Karen Madden, of the Wisconsin Rapids Tribune, recently reported, Wisconsin Roads Third-Worst In Nation.
The numbers mark a dramatic decline in road quality. As recently as 11 years ago, Wisconsin's roads ranked No. 22 in the nation, and their deterioration affects almost every industry and motorist in the state, according to the study commissioned by the Local Government of Wisconsin Institute.
Poor roads in the Milwaukee area cost drivers $700 a year in extra vehicle repairs, according to the study; in the Madison area, road conditions cost drivers an additional $615 in annual tire wear, maintenance and accelerated deterioration. Nationally, substandard road conditions cost drivers an average of $377 per year, the study found.
The primary culprit: State budget cuts that have slashed the amount of money dedicated to repairing both state highways and local roads, which has left fewer than half of Wisconsin's roads rated as "good" or better, the report found.
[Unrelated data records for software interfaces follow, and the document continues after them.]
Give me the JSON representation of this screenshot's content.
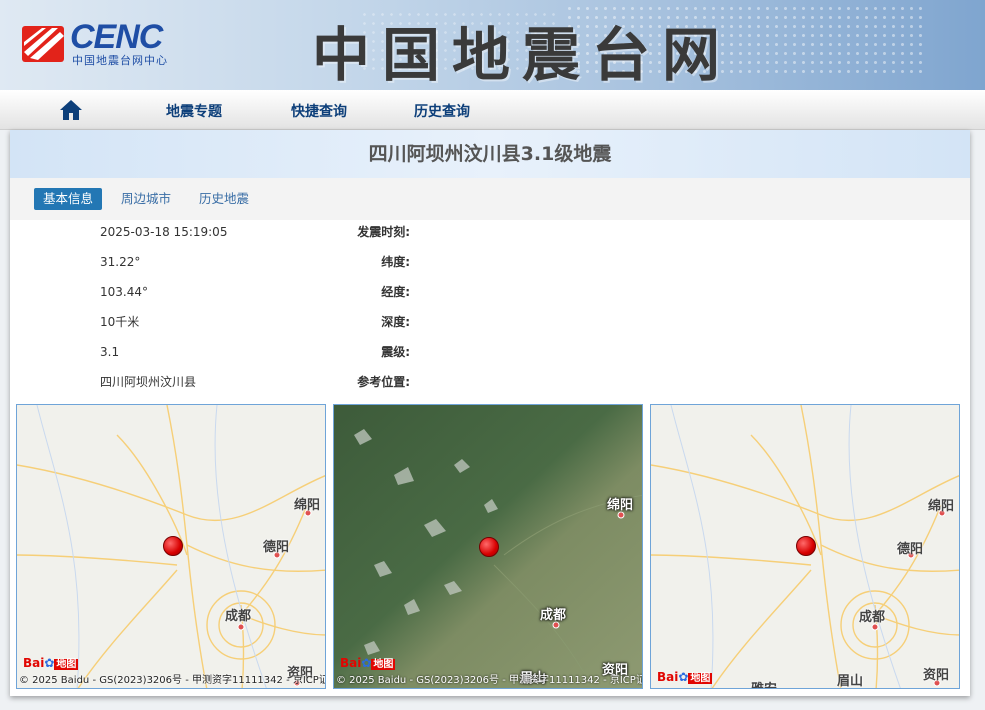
{
  "header": {
    "logo_text": "CENC",
    "logo_sub": "中国地震台网中心",
    "site_title": "中国地震台网"
  },
  "nav": {
    "items": [
      "地震专题",
      "快捷查询",
      "历史查询"
    ]
  },
  "event": {
    "title": "四川阿坝州汶川县3.1级地震"
  },
  "tabs": [
    "基本信息",
    "周边城市",
    "历史地震"
  ],
  "info": [
    {
      "label": "发震时刻:",
      "value": "2025-03-18 15:19:05"
    },
    {
      "label": "纬度:",
      "value": "31.22°"
    },
    {
      "label": "经度:",
      "value": "103.44°"
    },
    {
      "label": "深度:",
      "value": "10千米"
    },
    {
      "label": "震级:",
      "value": "3.1"
    },
    {
      "label": "参考位置:",
      "value": "四川阿坝州汶川县"
    }
  ],
  "maps": {
    "baidu_logo": "Bai",
    "baidu_logo_2": "地图",
    "copyright": "© 2025 Baidu - GS(2023)3206号 - 甲测资字11111342 - 京ICP证",
    "map1": {
      "cities": [
        "绵阳",
        "德阳",
        "成都",
        "资阳"
      ]
    },
    "map2": {
      "cities": [
        "绵阳",
        "成都",
        "资阳",
        "眉山"
      ]
    },
    "map3": {
      "cities": [
        "绵阳",
        "德阳",
        "成都",
        "资阳",
        "眉山",
        "雅安"
      ]
    }
  },
  "colors": {
    "accent": "#2377b4",
    "quake_marker": "#d70000",
    "nav_text": "#0d3f7a"
  }
}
The numbers come as no surprise to Emily Wattson, a 48-year-old Wisconsin Rapids woman who recently hit a pothole in Rudolph and wrecked the suspension on her 2008 car.
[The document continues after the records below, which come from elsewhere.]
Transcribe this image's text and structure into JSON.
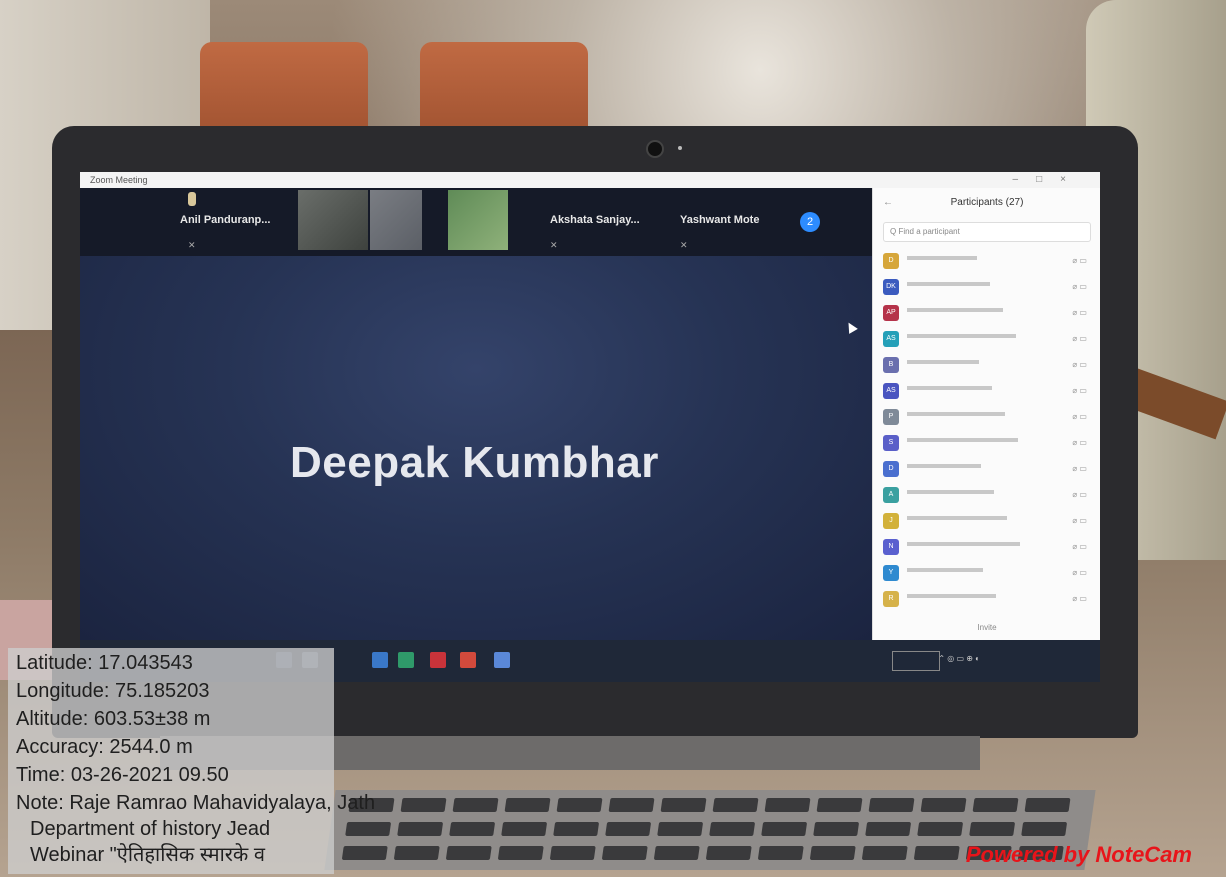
{
  "zoom": {
    "window_title": "Zoom Meeting",
    "gallery": [
      {
        "name": "Anil Panduranp..."
      },
      {
        "name": "Akshata Sanjay..."
      },
      {
        "name": "Yashwant Mote"
      }
    ],
    "gallery_count": "2",
    "speaker_name": "Deepak Kumbhar",
    "participants_panel": {
      "title": "Participants (27)",
      "search_placeholder": "Q  Find a participant",
      "participants": [
        {
          "initials": "D"
        },
        {
          "initials": "DK"
        },
        {
          "initials": "AP"
        },
        {
          "initials": "AS"
        },
        {
          "initials": "B"
        },
        {
          "initials": "AS"
        },
        {
          "initials": "P"
        },
        {
          "initials": "S"
        },
        {
          "initials": "D"
        },
        {
          "initials": "A"
        },
        {
          "initials": "J"
        },
        {
          "initials": "N"
        },
        {
          "initials": "Y"
        },
        {
          "initials": "R"
        }
      ],
      "footer": "Invite"
    }
  },
  "notecam": {
    "latitude": "Latitude: 17.043543",
    "longitude": "Longitude: 75.185203",
    "altitude": "Altitude: 603.53±38 m",
    "accuracy": "Accuracy: 2544.0 m",
    "time": "Time: 03-26-2021 09.50",
    "note": "Note: Raje Ramrao Mahavidyalaya, Jath",
    "department": "Department of history Jead",
    "webinar": "Webinar \"ऐतिहासिक स्मारके व",
    "brand": "Powered by NoteCam",
    "brand_color": "#e8141a"
  }
}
"I paid more than $500 to get it fixed," Wattson said. "It threw the car out of alignment, ruined a tire and did some other stuff.
"I don't think anybody is doing anything about the roads."
Bad roads hurt manufacturing, farming and transportation, three industries that are vital to Wisconsin's economy, according to the Local Government Institute study entitled Filling Potholes: A New Look at Funding Local Transportation in Wisconsin. The group is a coalition of members of the Wisconsin Counties Association, League of Wisconsin Municipalities, Wisconsin Towns Association and Urban Alliance.
The study found that if the state's roads aren't brought back into good condition, it could harm Wisconsin's struggling economy, which is rebounding from the Great Recession more slowly than other states in the Midwest. Companies that are considering moving to Wisconsin could choose to relocate in states with better infrastructure that doesn't cost them as much in annual repairs.Yet, Republican Wisconsin legislators are proposing cutting road projects. (Which is understandable for any new road projects. But with the conditions of the current roads we have, it's borderline criminal to not repair them.)
If Wisconsin actually wants to be "open for business" we need to be maintaining, repairing and improving our infrastructure to attract businesses and workers. Defunding rail and road projects, alongside suppressing worker wages through union-busting, does nothing to improve the long-term health of Wisconsin's workforce or its built environment.
Despite all their bluster, Republican policies are actually hurting Wisconsin in every way possible. Wisconsin can't keep cutting off its own nose to spite its face.